An online broadcast of the celestial event could be watched via the Slooh Community Observatory’s website (slooh.com) starting at 08.30 am GMT. Moscow residents will be able to enjoy a special live stream in the center of the city, and in the underground as well, from 7:00pm until midnight local time.

READ MORE: Upcoming ‘Supermoon’ eclipse will dazzle Britain, but hit Europe’s power grids hard

Hundreds of astronomers have already gathered on Svalbard, where the sun will be completely obscured. The rare phenomenon will provide them with a unique opportunity to study the corona, or the atmosphere of the sun. Its temperature still remains a mystery, as it is approximately twice as hot as the sun’s surface.

The remote Arctic archipelago has had some of its hotels booked out since year 2008 as Svalbard is renowned for being incredibly scenic on this particular day. So, some of the observers are having to stay in tents, running the risk of a surprise rendezvous with polar bears which are known to roam around around.

A Czech tourist, Jakub Moravec, who came to the place in anticipation of the eclipse, suffered minor injuries after a polar bear attacked the tent he was sleeping in, Norwegian authorities said on Thursday, according to AP.

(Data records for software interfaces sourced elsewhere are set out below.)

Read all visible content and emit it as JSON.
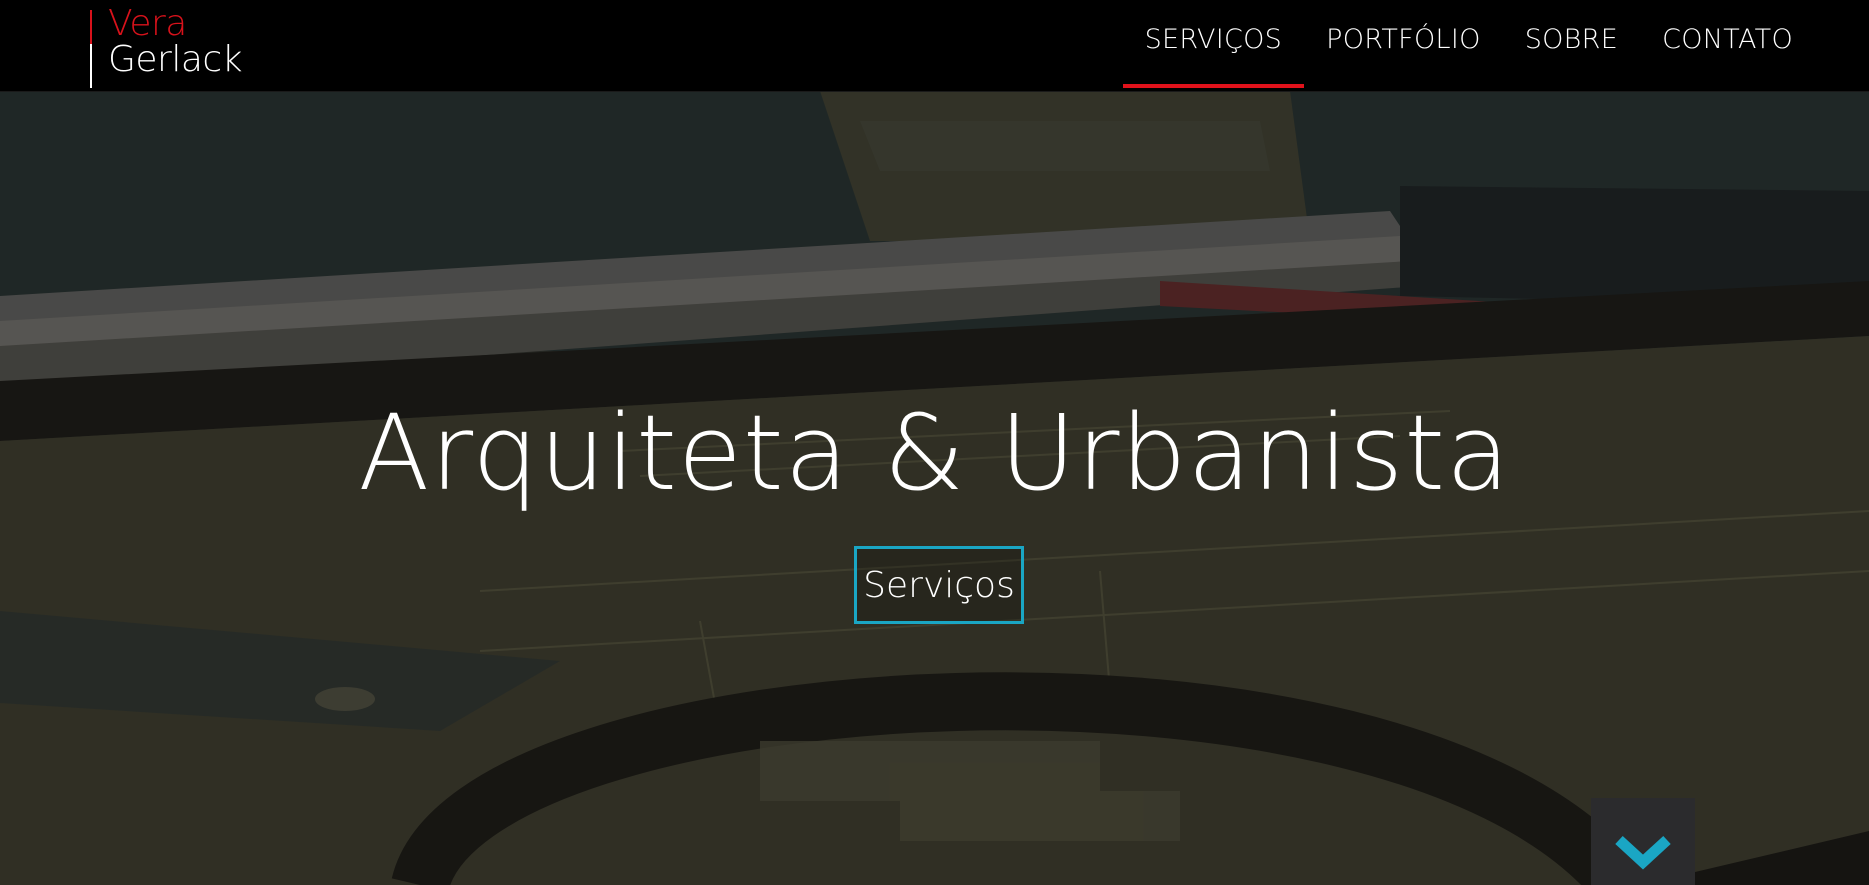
{
  "logo": {
    "first": "Vera",
    "last": "Gerlack"
  },
  "nav": {
    "items": [
      {
        "label": "SERVIÇOS",
        "active": true
      },
      {
        "label": "PORTFÓLIO",
        "active": false
      },
      {
        "label": "SOBRE",
        "active": false
      },
      {
        "label": "CONTATO",
        "active": false
      }
    ]
  },
  "hero": {
    "title": "Arquiteta & Urbanista",
    "button_label": "Serviços",
    "scroll_icon": "chevron-down-icon"
  },
  "colors": {
    "accent_red": "#e1121b",
    "accent_teal": "#1aa6c4",
    "nav_background": "#000000"
  }
}
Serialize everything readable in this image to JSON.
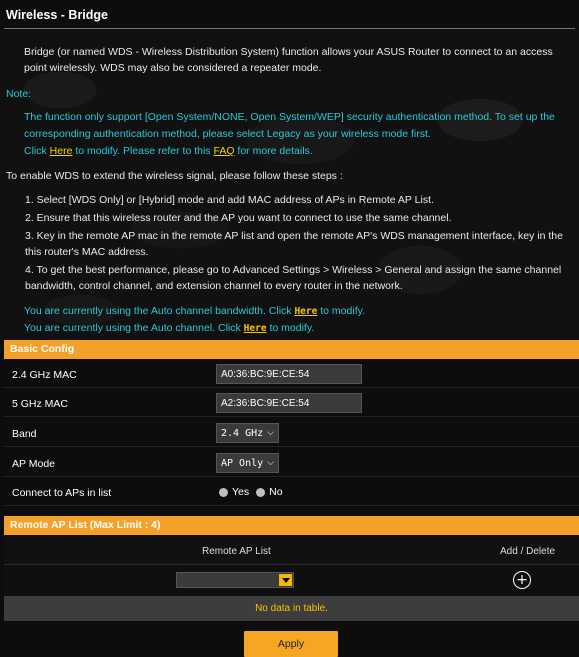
{
  "title": "Wireless - Bridge",
  "intro": "Bridge (or named WDS - Wireless Distribution System) function allows your ASUS Router to connect to an access point wirelessly. WDS may also be considered a repeater mode.",
  "note": {
    "label": "Note:",
    "line1": "The function only support [Open System/NONE, Open System/WEP] security authentication method. To set up the corresponding authentication method, please select Legacy as your wireless mode first.",
    "click": "Click ",
    "here": "Here",
    "modify_refer": " to modify. Please refer to this ",
    "faq": "FAQ",
    "more": " for more details."
  },
  "steps_intro": "To enable WDS to extend the wireless signal, please follow these steps :",
  "steps": [
    "1. Select [WDS Only] or [Hybrid] mode and add MAC address of APs in Remote AP List.",
    "2. Ensure that this wireless router and the AP you want to connect to use the same channel.",
    "3. Key in the remote AP mac in the remote AP list and open the remote AP's WDS management interface, key in the this router's MAC address.",
    "4. To get the best performance, please go to Advanced Settings > Wireless > General and assign the same channel bandwidth, control channel, and extension channel to every router in the network."
  ],
  "current": {
    "bandwidth_pre": "You are currently using the Auto channel bandwidth. Click ",
    "channel_pre": "You are currently using the Auto channel. Click ",
    "here": "Here",
    "post": " to modify."
  },
  "basic_config": {
    "header": "Basic Config",
    "mac24_label": "2.4 GHz MAC",
    "mac24_value": "A0:36:BC:9E:CE:54",
    "mac5_label": "5 GHz MAC",
    "mac5_value": "A2:36:BC:9E:CE:54",
    "band_label": "Band",
    "band_value": "2.4 GHz",
    "ap_mode_label": "AP Mode",
    "ap_mode_value": "AP Only",
    "connect_label": "Connect to APs in list",
    "yes_label": "Yes",
    "no_label": "No"
  },
  "remote_list": {
    "header": "Remote AP List (Max Limit : 4)",
    "col_remote": "Remote AP List",
    "col_add": "Add / Delete",
    "no_data": "No data in table."
  },
  "apply_label": "Apply"
}
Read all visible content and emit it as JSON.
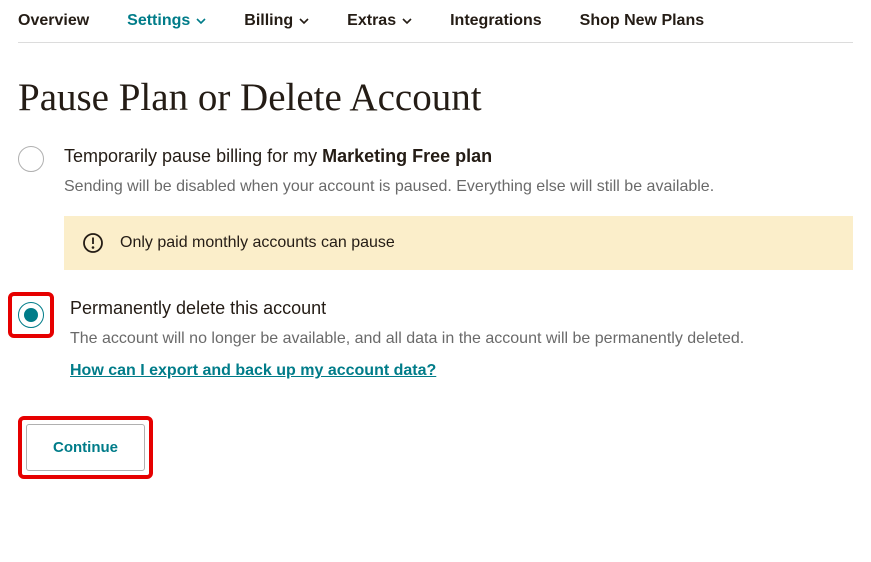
{
  "tabs": {
    "overview": "Overview",
    "settings": "Settings",
    "billing": "Billing",
    "extras": "Extras",
    "integrations": "Integrations",
    "shop": "Shop New Plans"
  },
  "heading": "Pause Plan or Delete Account",
  "pause": {
    "title_prefix": "Temporarily pause billing for my ",
    "plan_name": "Marketing Free plan",
    "desc": "Sending will be disabled when your account is paused. Everything else will still be available.",
    "warning": "Only paid monthly accounts can pause"
  },
  "delete": {
    "title": "Permanently delete this account",
    "desc": "The account will no longer be available, and all data in the account will be permanently deleted.",
    "link": "How can I export and back up my account data?"
  },
  "continue": "Continue"
}
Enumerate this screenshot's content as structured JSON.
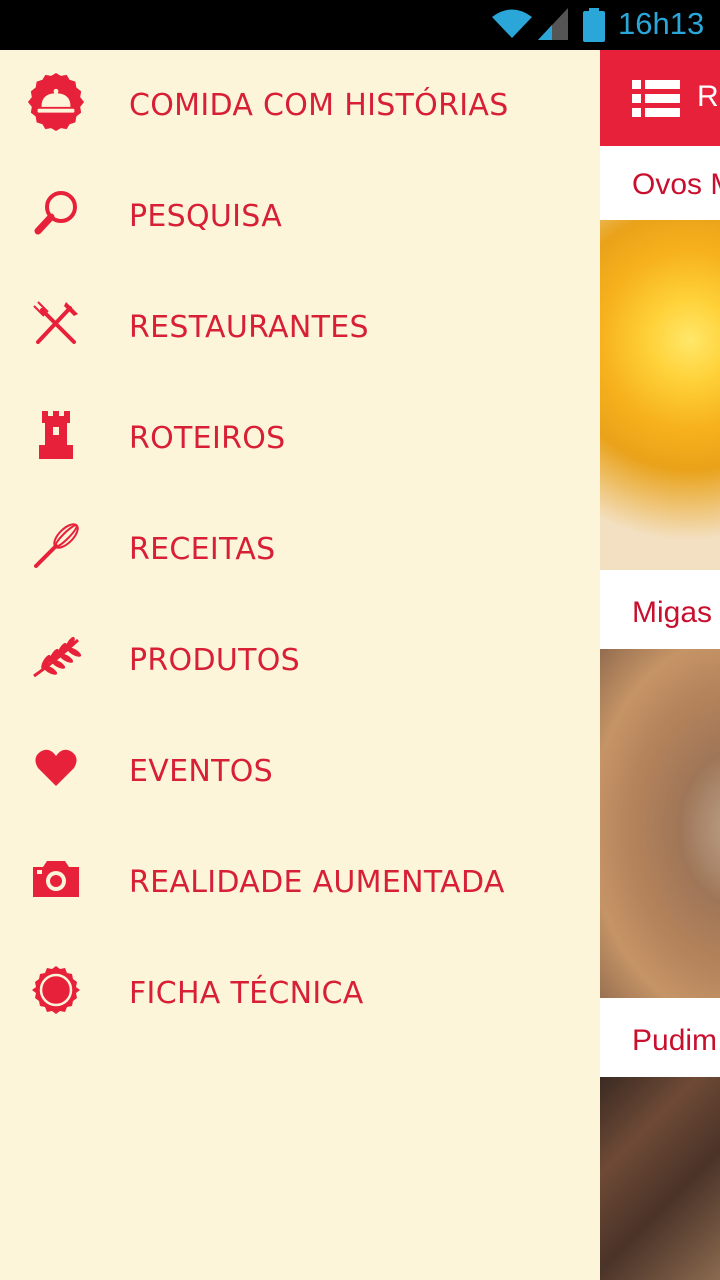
{
  "status_bar": {
    "time": "16h13",
    "icons": [
      "wifi-icon",
      "signal-icon",
      "battery-icon"
    ],
    "time_color": "#2aa7d8"
  },
  "theme": {
    "accent": "#e8213b",
    "drawer_bg": "#fdf5da",
    "text": "#d71f36"
  },
  "background_screen": {
    "appbar_title_partial": "R",
    "cards": [
      {
        "title": "Ovos M"
      },
      {
        "title": "Migas"
      },
      {
        "title": "Pudim"
      }
    ]
  },
  "drawer": {
    "items": [
      {
        "label": "COMIDA COM HISTÓRIAS",
        "icon": "cloche-icon"
      },
      {
        "label": "PESQUISA",
        "icon": "search-icon"
      },
      {
        "label": "RESTAURANTES",
        "icon": "fork-knife-icon"
      },
      {
        "label": "ROTEIROS",
        "icon": "tower-icon"
      },
      {
        "label": "RECEITAS",
        "icon": "whisk-icon"
      },
      {
        "label": "PRODUTOS",
        "icon": "wheat-icon"
      },
      {
        "label": "EVENTOS",
        "icon": "heart-icon"
      },
      {
        "label": "REALIDADE AUMENTADA",
        "icon": "camera-icon"
      },
      {
        "label": "FICHA TÉCNICA",
        "icon": "badge-icon"
      }
    ]
  }
}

This Friday is also remarkable on account of the fact that it is the date of a spring equinox, when night and day are of equal length. The unique coincidence of a total solar eclipse, a supermoon and a spring equinox is regarded by some Christians as a sign of the beginning of the end of the world.